Tow capacity Rated towing weight 3500kg The maximum weight of the trailer being towed
Tow ball weight Rated weight on tow hitch 350kg The maximum amount of weight the trailer can push down onto the car. Ususally 10 per cent of the weight of the trailer
GCM Gross Combination Mass 6000kg The maximum weight of the car and trailer together, including payload and tow ball weight
ATM Aggregate Trailer Mass depends on trailer The weight of the trailer with all fluids/payload in place

In this example, if you loaded a 2500kg caravan with water, gas and personal items to an ATM (Aggregate Trailer Mass) of 3000kg, it would still be under the Isuzu’s rated tow capacity of 3500kg. However, that trailer would push 300kg (approximately) onto the tow ball of the ute, which reduces the payload from 985kg to 685kg (subtracting the 300kg tow ball weight from the available overall payload).

Then, if you loaded the car up with 685kg of payload, to reach the car’s GVM (Gross Vehicle Mass) of 3100kg, you would be over the GCM (Gross Combination Mass) by 100kg (3100kg ute + 3000kg trailer = 6100kg GCM).

This means your maximum payload is now 585kg before you’ve put any accessories, luggage, or people on board.

If that car was fitted with accessories like a roof rack and bull bar, these can very quickly add up to about 250kg, which reduces the payload to 335kg. Throw in some food, water, and luggage at 150kg and you only have 185kg left for people, which is barely enough for two adults, and that would take you to the maximum combination mass of the vehicle. Any more, and the vehicle is overloaded which can be unsafe and also impact your insurance in the event of an incident.

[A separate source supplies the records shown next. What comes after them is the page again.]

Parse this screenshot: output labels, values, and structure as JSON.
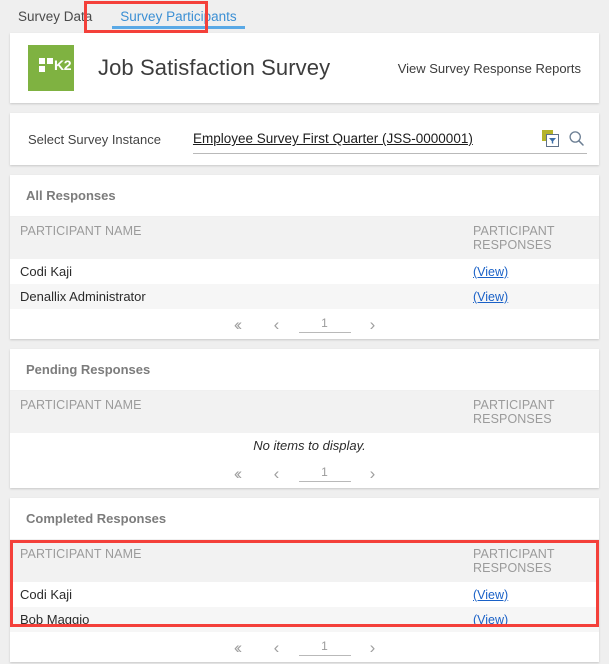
{
  "tabs": [
    {
      "label": "Survey Data",
      "active": false
    },
    {
      "label": "Survey Participants",
      "active": true
    }
  ],
  "header": {
    "logo_text": "K2",
    "logo_color": "#7fb241",
    "title": "Job Satisfaction Survey",
    "reports_link": "View Survey Response Reports"
  },
  "instance_selector": {
    "label": "Select Survey Instance",
    "value": "Employee Survey First Quarter (JSS-0000001)",
    "picker_icon": "list-picker-icon",
    "search_icon": "magnifier-icon"
  },
  "columns": {
    "name": "PARTICIPANT NAME",
    "responses": "PARTICIPANT RESPONSES"
  },
  "view_label": "(View)",
  "empty_message": "No items to display.",
  "pager": {
    "first_icon": "double-chevron-left-icon",
    "prev_icon": "chevron-left-icon",
    "page": "1",
    "next_icon": "chevron-right-icon"
  },
  "sections": [
    {
      "title": "All Responses",
      "rows": [
        {
          "name": "Codi Kaji",
          "response": "(View)"
        },
        {
          "name": "Denallix Administrator",
          "response": "(View)"
        }
      ],
      "empty": false,
      "highlighted": false
    },
    {
      "title": "Pending Responses",
      "rows": [],
      "empty": true,
      "highlighted": false
    },
    {
      "title": "Completed Responses",
      "rows": [
        {
          "name": "Codi Kaji",
          "response": "(View)"
        },
        {
          "name": "Bob Maggio",
          "response": "(View)"
        }
      ],
      "empty": false,
      "highlighted": true
    }
  ],
  "annotation_color": "#f4403a"
}
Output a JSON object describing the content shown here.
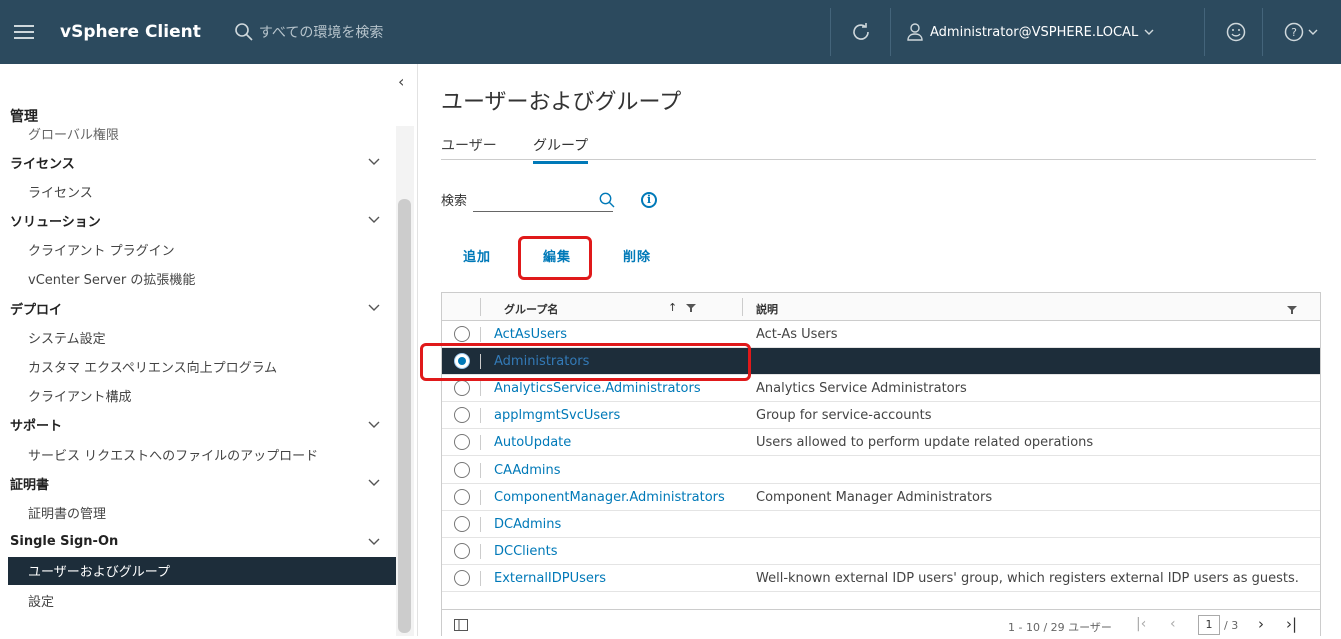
{
  "header": {
    "app_title": "vSphere Client",
    "search_placeholder": "すべての環境を検索",
    "user": "Administrator@VSPHERE.LOCAL"
  },
  "sidebar": {
    "title": "管理",
    "cut_item": "グローバル権限",
    "rows": [
      {
        "type": "section",
        "label": "ライセンス"
      },
      {
        "type": "item",
        "label": "ライセンス"
      },
      {
        "type": "section",
        "label": "ソリューション"
      },
      {
        "type": "item",
        "label": "クライアント プラグイン"
      },
      {
        "type": "item",
        "label": "vCenter Server の拡張機能"
      },
      {
        "type": "section",
        "label": "デプロイ"
      },
      {
        "type": "item",
        "label": "システム設定"
      },
      {
        "type": "item",
        "label": "カスタマ エクスペリエンス向上プログラム"
      },
      {
        "type": "item",
        "label": "クライアント構成"
      },
      {
        "type": "section",
        "label": "サポート"
      },
      {
        "type": "item",
        "label": "サービス リクエストへのファイルのアップロード"
      },
      {
        "type": "section",
        "label": "証明書"
      },
      {
        "type": "item",
        "label": "証明書の管理"
      },
      {
        "type": "section",
        "label": "Single Sign-On"
      },
      {
        "type": "item",
        "label": "ユーザーおよびグループ",
        "active": true
      },
      {
        "type": "item",
        "label": "設定"
      }
    ]
  },
  "main": {
    "title": "ユーザーおよびグループ",
    "tabs": [
      {
        "label": "ユーザー",
        "active": false
      },
      {
        "label": "グループ",
        "active": true
      }
    ],
    "search_label": "検索",
    "actions": {
      "add": "追加",
      "edit": "編集",
      "delete": "削除"
    },
    "grid": {
      "col_name": "グループ名",
      "col_desc": "説明",
      "rows": [
        {
          "name": "ActAsUsers",
          "desc": "Act-As Users",
          "selected": false
        },
        {
          "name": "Administrators",
          "desc": "",
          "selected": true
        },
        {
          "name": "AnalyticsService.Administrators",
          "desc": "Analytics Service Administrators",
          "selected": false
        },
        {
          "name": "applmgmtSvcUsers",
          "desc": "Group for service-accounts",
          "selected": false
        },
        {
          "name": "AutoUpdate",
          "desc": "Users allowed to perform update related operations",
          "selected": false
        },
        {
          "name": "CAAdmins",
          "desc": "",
          "selected": false
        },
        {
          "name": "ComponentManager.Administrators",
          "desc": "Component Manager Administrators",
          "selected": false
        },
        {
          "name": "DCAdmins",
          "desc": "",
          "selected": false
        },
        {
          "name": "DCClients",
          "desc": "",
          "selected": false
        },
        {
          "name": "ExternalIDPUsers",
          "desc": "Well-known external IDP users' group, which registers external IDP users as guests.",
          "selected": false
        }
      ],
      "footer": {
        "range": "1 - 10 / 29 ユーザー",
        "page": "1",
        "total_pages": "/ 3"
      }
    }
  },
  "colors": {
    "header_bg": "#2c4a5e",
    "accent": "#0079b8",
    "selected_row": "#1d2d3a",
    "highlight": "#e0191a"
  }
}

Penalties for driving an overweight passenger vehicle vary in each state but drivers in NSW can expect a $469 fine and three demerit points.

Ward concluded: “At Drive, we are focused on providing advice to drivers and helping them get the most out of their car. But we believe education is just one step to safe towing. The implementation of a towing endorsement is an important step toward a more aware and responsible attitude for drivers on our road.”

To join Drive’s call for a national towing licence and sign the petition, click here.

The Drive Team brings you trusted, expert reviews of your next new car and is home to the best new car awards program in Australia.

Read more about Drive TeamLinkIcon

This post was originally published on this site

Similar Posts

0
    0
    Your Cart
    Your cart is emptyReturn to Shop
    ×